And there's more
It may come as a surprise to some, but of the big three PC players -- HP, China-based Lenovo (NASDAQOTH:LNVGY), and privately held Dell -- the former easily out-distanced its competition in calendar Q2 in terms of improvement. Per IDC, HP enjoyed an impressive 5.1% jump in PC sales (yes, you heard that right) year over year, pushing its market share up nearly two full percentage points to 20.8%, putting it just behind Lenovo, which saw a year-over-year drop in shipments.
At least part of the reason HP was able to make such a quantum leap in PC sales -- and is likely to take over Lenovo's spot as king of the PC hill this quarter -- is its focus on the world's gaming hardware market. By the end of 2018, PC gaming hardware is expected to become a $30 billion opportunity, up from $24 billion this year. HP continues to unveil new, PC gaming-specific units including its latest OMEN, which boasts a high-resolution screen, top-of-the-line performance, and comes virtual reality (VR) ready.
HP's dominant PC gaming position helps explain how its PC consumer division revenue climbed 8% in Q3, led by a 12% jump in Notebook sales. HP's new OMEN PC comes in both a traditional desktop version and tablet-notebook variety.
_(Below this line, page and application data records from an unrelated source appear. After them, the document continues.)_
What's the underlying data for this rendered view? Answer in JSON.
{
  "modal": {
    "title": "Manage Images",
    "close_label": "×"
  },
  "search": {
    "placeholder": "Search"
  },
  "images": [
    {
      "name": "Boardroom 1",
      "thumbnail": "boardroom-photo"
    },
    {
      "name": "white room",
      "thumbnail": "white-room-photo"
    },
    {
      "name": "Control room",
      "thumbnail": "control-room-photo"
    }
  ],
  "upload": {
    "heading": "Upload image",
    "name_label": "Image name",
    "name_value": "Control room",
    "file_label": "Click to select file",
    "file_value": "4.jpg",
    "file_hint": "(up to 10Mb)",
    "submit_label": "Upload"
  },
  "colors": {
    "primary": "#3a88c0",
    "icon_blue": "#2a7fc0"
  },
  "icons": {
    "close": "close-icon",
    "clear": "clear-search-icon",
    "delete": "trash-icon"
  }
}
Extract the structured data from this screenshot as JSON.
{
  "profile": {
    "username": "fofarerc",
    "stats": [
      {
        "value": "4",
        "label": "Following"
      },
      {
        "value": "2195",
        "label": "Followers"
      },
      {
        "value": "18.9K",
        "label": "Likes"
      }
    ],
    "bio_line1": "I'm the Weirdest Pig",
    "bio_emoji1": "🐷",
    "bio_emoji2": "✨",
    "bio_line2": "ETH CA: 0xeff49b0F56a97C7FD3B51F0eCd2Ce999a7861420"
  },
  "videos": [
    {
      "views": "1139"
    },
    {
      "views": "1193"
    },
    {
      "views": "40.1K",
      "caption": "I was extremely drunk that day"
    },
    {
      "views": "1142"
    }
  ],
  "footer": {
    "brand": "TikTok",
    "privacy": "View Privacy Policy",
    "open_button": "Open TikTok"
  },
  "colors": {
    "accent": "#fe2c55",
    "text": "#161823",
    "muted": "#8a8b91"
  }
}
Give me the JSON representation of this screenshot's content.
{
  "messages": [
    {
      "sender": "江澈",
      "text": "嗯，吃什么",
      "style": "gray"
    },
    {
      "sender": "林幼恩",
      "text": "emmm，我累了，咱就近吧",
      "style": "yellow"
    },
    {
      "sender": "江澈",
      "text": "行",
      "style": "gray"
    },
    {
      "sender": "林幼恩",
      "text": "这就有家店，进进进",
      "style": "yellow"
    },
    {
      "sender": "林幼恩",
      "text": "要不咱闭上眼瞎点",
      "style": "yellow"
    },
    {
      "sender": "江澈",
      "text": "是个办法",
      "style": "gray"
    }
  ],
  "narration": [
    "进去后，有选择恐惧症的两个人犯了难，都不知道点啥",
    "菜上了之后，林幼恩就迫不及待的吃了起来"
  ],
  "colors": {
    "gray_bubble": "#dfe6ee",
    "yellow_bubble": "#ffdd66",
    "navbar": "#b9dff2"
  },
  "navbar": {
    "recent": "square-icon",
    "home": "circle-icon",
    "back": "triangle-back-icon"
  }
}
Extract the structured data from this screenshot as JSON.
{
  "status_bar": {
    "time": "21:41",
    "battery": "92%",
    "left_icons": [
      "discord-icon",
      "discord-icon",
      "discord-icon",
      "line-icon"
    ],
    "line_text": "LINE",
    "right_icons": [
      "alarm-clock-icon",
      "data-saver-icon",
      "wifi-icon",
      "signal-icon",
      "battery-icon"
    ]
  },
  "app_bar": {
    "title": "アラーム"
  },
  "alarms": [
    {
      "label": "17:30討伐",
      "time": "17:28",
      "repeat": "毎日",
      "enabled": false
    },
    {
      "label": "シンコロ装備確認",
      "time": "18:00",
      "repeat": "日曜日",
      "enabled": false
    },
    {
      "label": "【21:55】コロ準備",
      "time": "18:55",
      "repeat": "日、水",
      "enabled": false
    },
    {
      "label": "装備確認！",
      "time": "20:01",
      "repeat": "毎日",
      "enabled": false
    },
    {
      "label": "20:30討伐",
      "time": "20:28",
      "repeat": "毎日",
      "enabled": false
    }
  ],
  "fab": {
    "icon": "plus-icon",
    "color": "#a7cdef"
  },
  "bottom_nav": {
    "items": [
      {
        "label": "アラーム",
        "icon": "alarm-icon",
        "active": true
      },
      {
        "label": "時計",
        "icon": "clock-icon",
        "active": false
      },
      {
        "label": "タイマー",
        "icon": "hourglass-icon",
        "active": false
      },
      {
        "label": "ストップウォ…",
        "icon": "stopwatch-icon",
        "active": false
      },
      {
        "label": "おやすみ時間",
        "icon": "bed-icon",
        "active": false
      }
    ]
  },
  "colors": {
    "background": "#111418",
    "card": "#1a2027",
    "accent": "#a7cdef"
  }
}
Printing remains HP's biggest challenge, as demonstrated by its 14% drop in sales last quarter. That said, Weisler has a definitive, two-pronged plan to turn the printing tide: (1) . Focus on high-end sales to enterprises, which in turn will boost service and product sales and (2) make 3D printing a reality for both consumers and commercial customers, which HP is already beginning to address.
It will be a while before 3D printing goes mainstream, but HP has positioned itself as a key player. Toss in its industry-leading 3.5% dividend yield, consistently growing bottom line, and a ridiculously low forward price-to-earnings-ratio (P/E) of just 9, and HP is an undeniably cheap stock worth a good, hard look.